### Assignment
In the data below, find every line with the string "Census" and pull it out.

(Element data from apps and pages)
****************************************

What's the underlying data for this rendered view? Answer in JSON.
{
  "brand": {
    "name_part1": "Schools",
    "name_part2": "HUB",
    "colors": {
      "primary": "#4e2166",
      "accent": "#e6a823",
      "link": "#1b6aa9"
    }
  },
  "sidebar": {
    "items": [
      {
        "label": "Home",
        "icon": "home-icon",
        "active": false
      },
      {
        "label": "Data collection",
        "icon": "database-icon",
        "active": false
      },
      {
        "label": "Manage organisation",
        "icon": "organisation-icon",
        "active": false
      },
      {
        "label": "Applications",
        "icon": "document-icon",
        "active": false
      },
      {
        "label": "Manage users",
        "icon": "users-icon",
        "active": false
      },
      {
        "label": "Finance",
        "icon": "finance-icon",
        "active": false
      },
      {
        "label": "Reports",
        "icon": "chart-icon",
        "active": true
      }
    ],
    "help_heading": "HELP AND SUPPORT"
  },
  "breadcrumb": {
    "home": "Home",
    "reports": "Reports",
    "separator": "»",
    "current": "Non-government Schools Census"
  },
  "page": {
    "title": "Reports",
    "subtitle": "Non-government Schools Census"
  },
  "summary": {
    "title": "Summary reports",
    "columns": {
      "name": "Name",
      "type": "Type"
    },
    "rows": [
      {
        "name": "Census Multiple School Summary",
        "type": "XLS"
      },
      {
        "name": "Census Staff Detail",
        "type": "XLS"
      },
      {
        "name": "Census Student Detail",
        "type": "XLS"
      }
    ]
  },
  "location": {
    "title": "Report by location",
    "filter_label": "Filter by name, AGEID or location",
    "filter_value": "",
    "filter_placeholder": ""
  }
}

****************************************

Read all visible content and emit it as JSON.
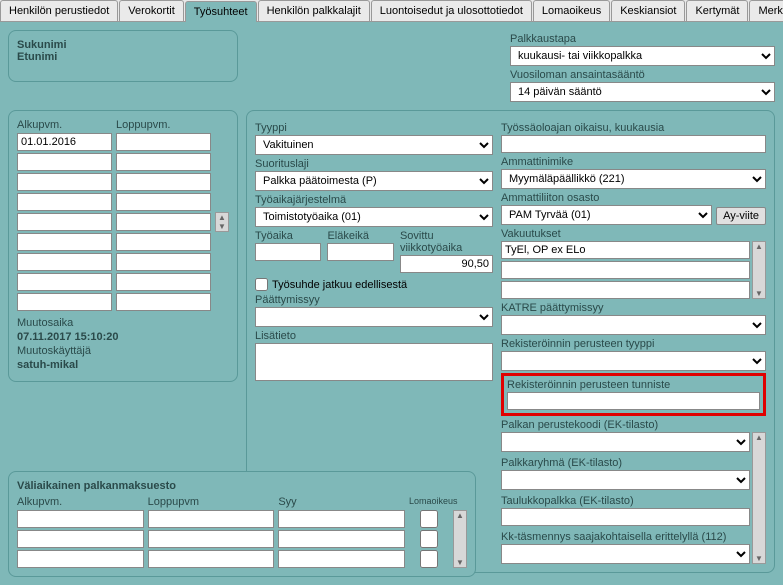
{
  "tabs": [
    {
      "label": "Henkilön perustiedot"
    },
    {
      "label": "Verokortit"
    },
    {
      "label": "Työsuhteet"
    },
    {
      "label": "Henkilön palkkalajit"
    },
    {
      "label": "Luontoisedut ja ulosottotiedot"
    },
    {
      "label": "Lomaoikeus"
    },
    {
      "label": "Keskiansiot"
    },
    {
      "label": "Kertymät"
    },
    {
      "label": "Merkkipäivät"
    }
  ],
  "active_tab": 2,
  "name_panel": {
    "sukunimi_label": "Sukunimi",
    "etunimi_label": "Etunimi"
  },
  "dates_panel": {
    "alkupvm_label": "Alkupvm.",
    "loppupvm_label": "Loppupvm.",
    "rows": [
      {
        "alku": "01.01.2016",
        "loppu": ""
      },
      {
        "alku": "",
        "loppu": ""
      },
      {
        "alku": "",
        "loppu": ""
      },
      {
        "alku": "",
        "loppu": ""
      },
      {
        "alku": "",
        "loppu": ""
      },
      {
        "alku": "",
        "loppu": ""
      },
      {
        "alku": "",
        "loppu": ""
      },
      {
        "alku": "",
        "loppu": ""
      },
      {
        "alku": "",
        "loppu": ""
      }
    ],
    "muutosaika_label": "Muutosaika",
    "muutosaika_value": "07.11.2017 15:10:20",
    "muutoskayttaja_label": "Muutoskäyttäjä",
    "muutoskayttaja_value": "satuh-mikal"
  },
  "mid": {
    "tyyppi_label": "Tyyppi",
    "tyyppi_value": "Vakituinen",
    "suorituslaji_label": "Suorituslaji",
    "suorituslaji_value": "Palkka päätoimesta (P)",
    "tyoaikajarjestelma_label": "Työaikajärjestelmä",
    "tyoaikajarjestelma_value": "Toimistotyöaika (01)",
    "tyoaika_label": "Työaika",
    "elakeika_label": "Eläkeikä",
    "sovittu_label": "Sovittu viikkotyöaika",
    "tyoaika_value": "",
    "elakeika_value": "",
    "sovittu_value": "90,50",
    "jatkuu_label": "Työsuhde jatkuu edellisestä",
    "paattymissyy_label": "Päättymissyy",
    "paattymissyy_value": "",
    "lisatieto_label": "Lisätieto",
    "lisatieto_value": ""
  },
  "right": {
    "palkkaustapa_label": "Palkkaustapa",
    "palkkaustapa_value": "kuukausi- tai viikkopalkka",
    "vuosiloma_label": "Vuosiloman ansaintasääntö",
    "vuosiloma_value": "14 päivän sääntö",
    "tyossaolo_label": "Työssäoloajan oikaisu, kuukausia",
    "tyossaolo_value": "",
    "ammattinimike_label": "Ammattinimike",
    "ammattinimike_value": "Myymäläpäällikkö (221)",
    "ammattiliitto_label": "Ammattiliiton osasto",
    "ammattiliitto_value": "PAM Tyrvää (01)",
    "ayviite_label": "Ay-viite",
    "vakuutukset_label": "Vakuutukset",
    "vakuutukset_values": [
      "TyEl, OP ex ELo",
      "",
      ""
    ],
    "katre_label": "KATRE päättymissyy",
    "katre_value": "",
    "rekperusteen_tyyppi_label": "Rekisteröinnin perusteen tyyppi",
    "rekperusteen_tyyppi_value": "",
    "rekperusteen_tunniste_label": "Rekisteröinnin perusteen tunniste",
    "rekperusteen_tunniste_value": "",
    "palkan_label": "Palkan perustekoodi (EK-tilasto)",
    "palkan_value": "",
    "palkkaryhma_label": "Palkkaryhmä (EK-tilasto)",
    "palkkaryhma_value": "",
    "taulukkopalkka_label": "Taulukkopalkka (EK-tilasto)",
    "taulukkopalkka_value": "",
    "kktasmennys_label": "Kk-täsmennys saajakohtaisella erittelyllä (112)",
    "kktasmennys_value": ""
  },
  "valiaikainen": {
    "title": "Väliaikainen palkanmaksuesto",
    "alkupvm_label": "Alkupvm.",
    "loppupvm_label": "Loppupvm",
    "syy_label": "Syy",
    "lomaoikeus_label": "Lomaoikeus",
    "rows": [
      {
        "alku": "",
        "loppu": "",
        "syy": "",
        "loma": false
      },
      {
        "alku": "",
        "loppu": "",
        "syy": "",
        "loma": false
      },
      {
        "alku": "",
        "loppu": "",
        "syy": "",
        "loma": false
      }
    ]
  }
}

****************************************

### Solution for this task
    "current": "Non-government Schools Census"
    "subtitle": "Non-government Schools Census"
        "name": "Census Multiple School Summary",
        "name": "Census Staff Detail",
        "name": "Census Student Detail",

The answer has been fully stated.